It is said that as we grow older, memory loss becomes a serious issue. But it wasn't until yesterday that I felt somewhat affected by this - I always thought wrinkles, bills, work and taxes were the big problems that come with the aging process. And I was prepared to fight them with increased intake of coenzyme Q10, a better organized agenda and loads of colorful post-its. It didn't occur to me that I might need post-its to remind me what I did last summer. Or the summer before that.
One week before our Berlin reunion, Vero, Ceci and I tried to remember when was the last time the three of us met. Sure, we managed to meet for a quick coffee and much needed updates here and there - Katowice, Paris, Bucharest, but it so happened that one of us was always missing. So yesterday Vero popped the inevitable question: "When did we last meet, all of us?". It took about three hours, Ceci's blog, my diary and a review of the biggest concerts in Bucharest in the past two years to finally figure out that we last met in August 2008 for a Massive Attack concert.
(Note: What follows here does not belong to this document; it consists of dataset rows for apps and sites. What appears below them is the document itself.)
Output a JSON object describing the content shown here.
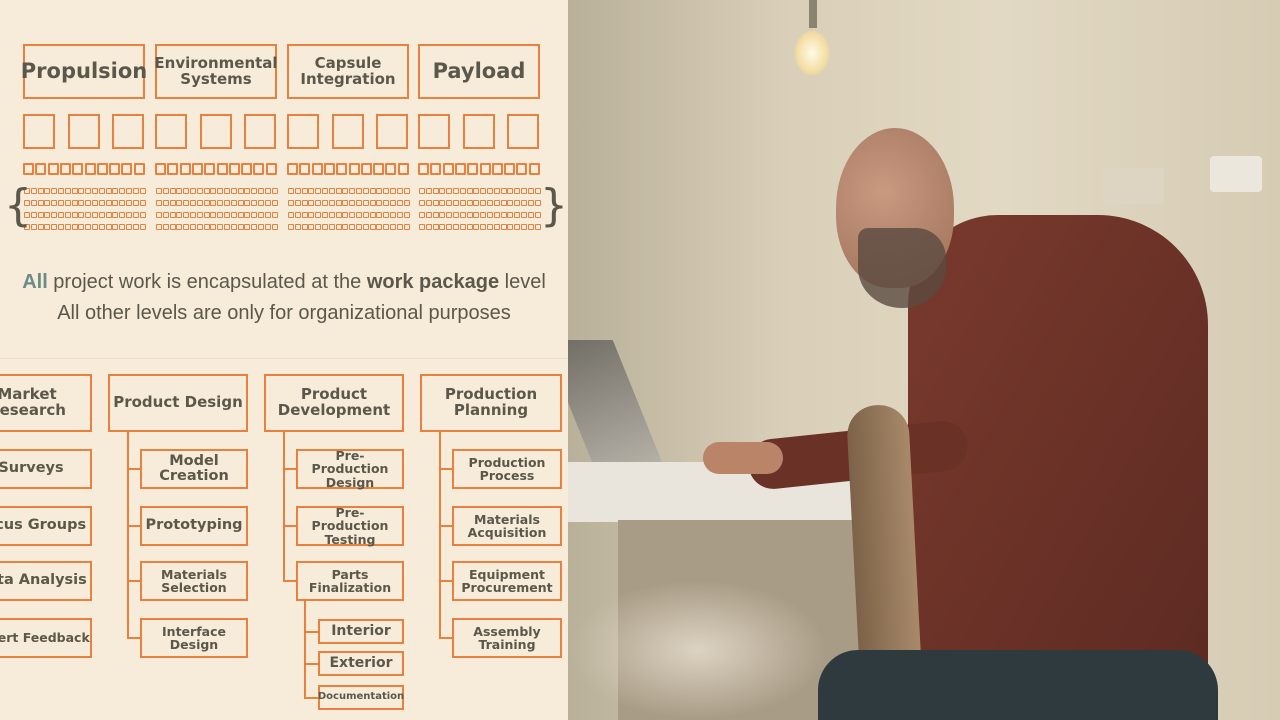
{
  "colors": {
    "accent": "#e8803f",
    "text": "#5b574a",
    "highlight": "#6b8b85",
    "background": "#f7ecd9",
    "shirt": "#6b3227"
  },
  "top_diagram": {
    "level1": [
      "Propulsion",
      "Environmental Systems",
      "Capsule Integration",
      "Payload"
    ]
  },
  "caption": {
    "line1_prefix": "All",
    "line1_mid": " project work is encapsulated at the ",
    "line1_bold": "work package",
    "line1_suffix": " level",
    "line2": "All other levels are only for organizational purposes"
  },
  "bottom_diagram": {
    "columns": [
      {
        "title": "Market Research",
        "children": [
          {
            "label": "Surveys"
          },
          {
            "label": "Focus Groups"
          },
          {
            "label": "Data Analysis"
          },
          {
            "label": "Expert Feedback"
          }
        ]
      },
      {
        "title": "Product Design",
        "children": [
          {
            "label": "Model Creation"
          },
          {
            "label": "Prototyping"
          },
          {
            "label": "Materials Selection"
          },
          {
            "label": "Interface Design"
          }
        ]
      },
      {
        "title": "Product Development",
        "children": [
          {
            "label": "Pre-Production Design"
          },
          {
            "label": "Pre-Production Testing"
          },
          {
            "label": "Parts Finalization",
            "children": [
              "Interior",
              "Exterior",
              "Documentation"
            ]
          }
        ]
      },
      {
        "title": "Production Planning",
        "children": [
          {
            "label": "Production Process"
          },
          {
            "label": "Materials Acquisition"
          },
          {
            "label": "Equipment Procurement"
          },
          {
            "label": "Assembly Training"
          }
        ]
      }
    ]
  },
  "photo": {
    "subject": "man typing on laptop at desk"
  }
}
And before that, in October 2007, we all went to see Muse live in Bucharest for the first time ever. By the time we reached this conclusion, we were all tired, annoyed and very confused about our summer holidays, winter breaks, birthdays, studies, jobs and ex-boyfriends. There was no chronology, it was as if everything had happened in the blink of an eye and the overall picture of the last years was very, very blurry. And the biggest problem isn't that everything was dull or not spectacular or not worth remembering - we do remember the details of particular events or holidays, we just can't seem to tell when they happened.

Note to self (and the girls): take pictures, write everything down, use post-its, accept senility as part of daily life.
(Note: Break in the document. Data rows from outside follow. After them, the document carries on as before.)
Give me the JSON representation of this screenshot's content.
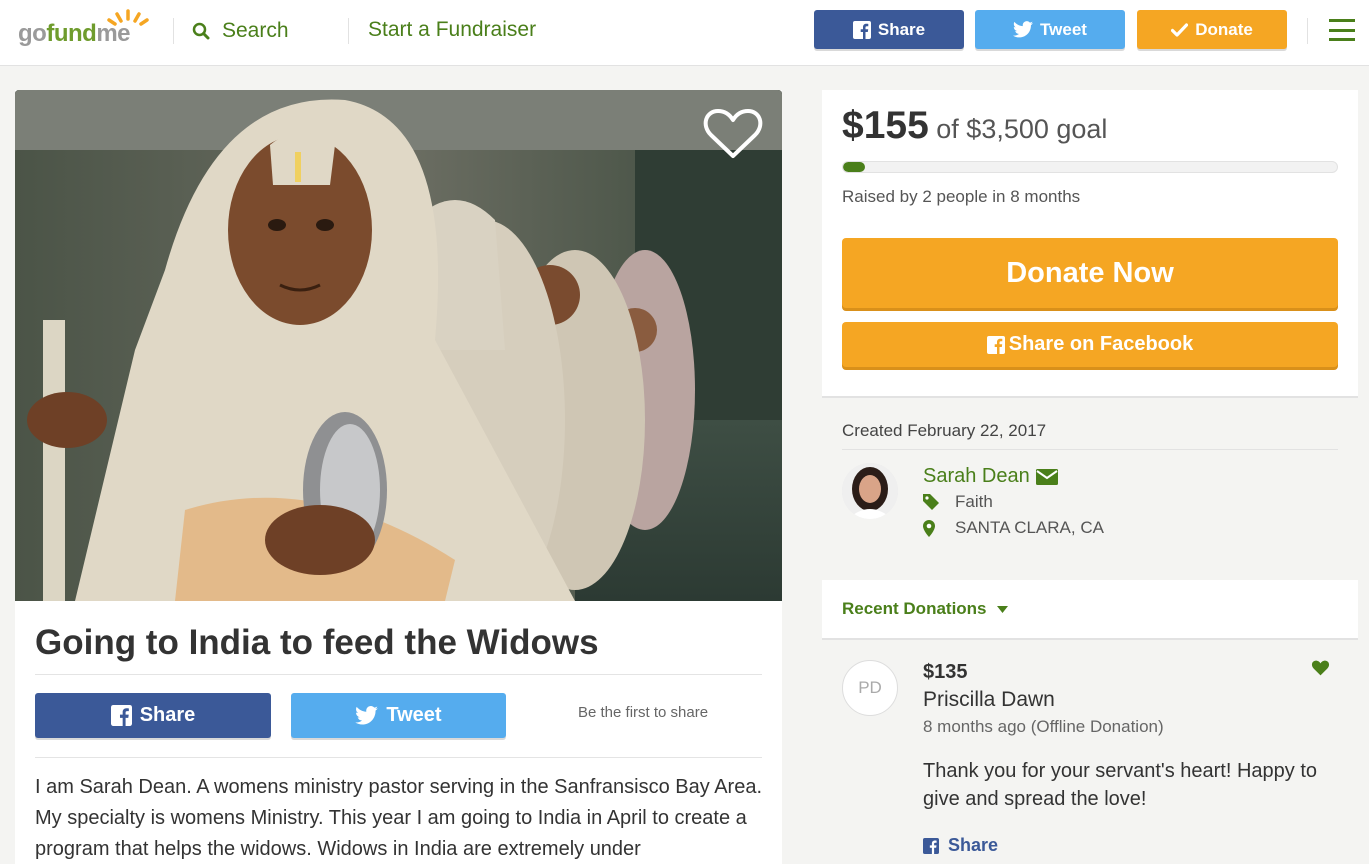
{
  "header": {
    "logo": "gofundme",
    "search_label": "Search",
    "start_label": "Start a Fundraiser",
    "share_label": "Share",
    "tweet_label": "Tweet",
    "donate_label": "Donate"
  },
  "campaign": {
    "title": "Going to India to feed the Widows",
    "share_label": "Share",
    "tweet_label": "Tweet",
    "first_share_text": "Be the first to share",
    "story": "I am Sarah Dean. A womens ministry pastor serving in the Sanfransisco Bay Area. My specialty is womens Ministry.  This year I am going to India in April to create a program that helps the widows. Widows in India are extremely under"
  },
  "goal": {
    "raised_amount": "$155",
    "goal_text": "of $3,500 goal",
    "progress_fraction": 0.044,
    "raised_by": "Raised by 2 people in 8 months",
    "donate_now_label": "Donate Now",
    "share_facebook_label": "Share on Facebook"
  },
  "organizer": {
    "created": "Created February 22, 2017",
    "name": "Sarah Dean",
    "category": "Faith",
    "location": "SANTA CLARA, CA"
  },
  "recent_donations": {
    "label": "Recent Donations",
    "items": [
      {
        "initials": "PD",
        "amount": "$135",
        "name": "Priscilla Dawn",
        "time": "8 months ago (Offline Donation)",
        "message": "Thank you for your servant's heart! Happy to give and spread the love!",
        "share_label": "Share"
      }
    ]
  },
  "colors": {
    "brand_green": "#4a7f1a",
    "facebook": "#3b5998",
    "twitter": "#55acee",
    "donate_orange": "#f5a623"
  }
}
February 1, 2010

Culinary art

Following a recipe found by Przemek in the depths of the internet and with a helping hand from Magda, tonight I changed my gummy bears routine for homemade cake. It was about time I took cooking seriously, and I am very glad I did. I think I am really talented. It took exactly 12 minutes to turn the kitchen upside down, bake the cake and get down to writing. I also developed new, until today unconceivable feelings for my microwave oven.

The battlefield:
Baked in 3 minutes:

Edible and even tasty with extra whipped cream and toffee sauce: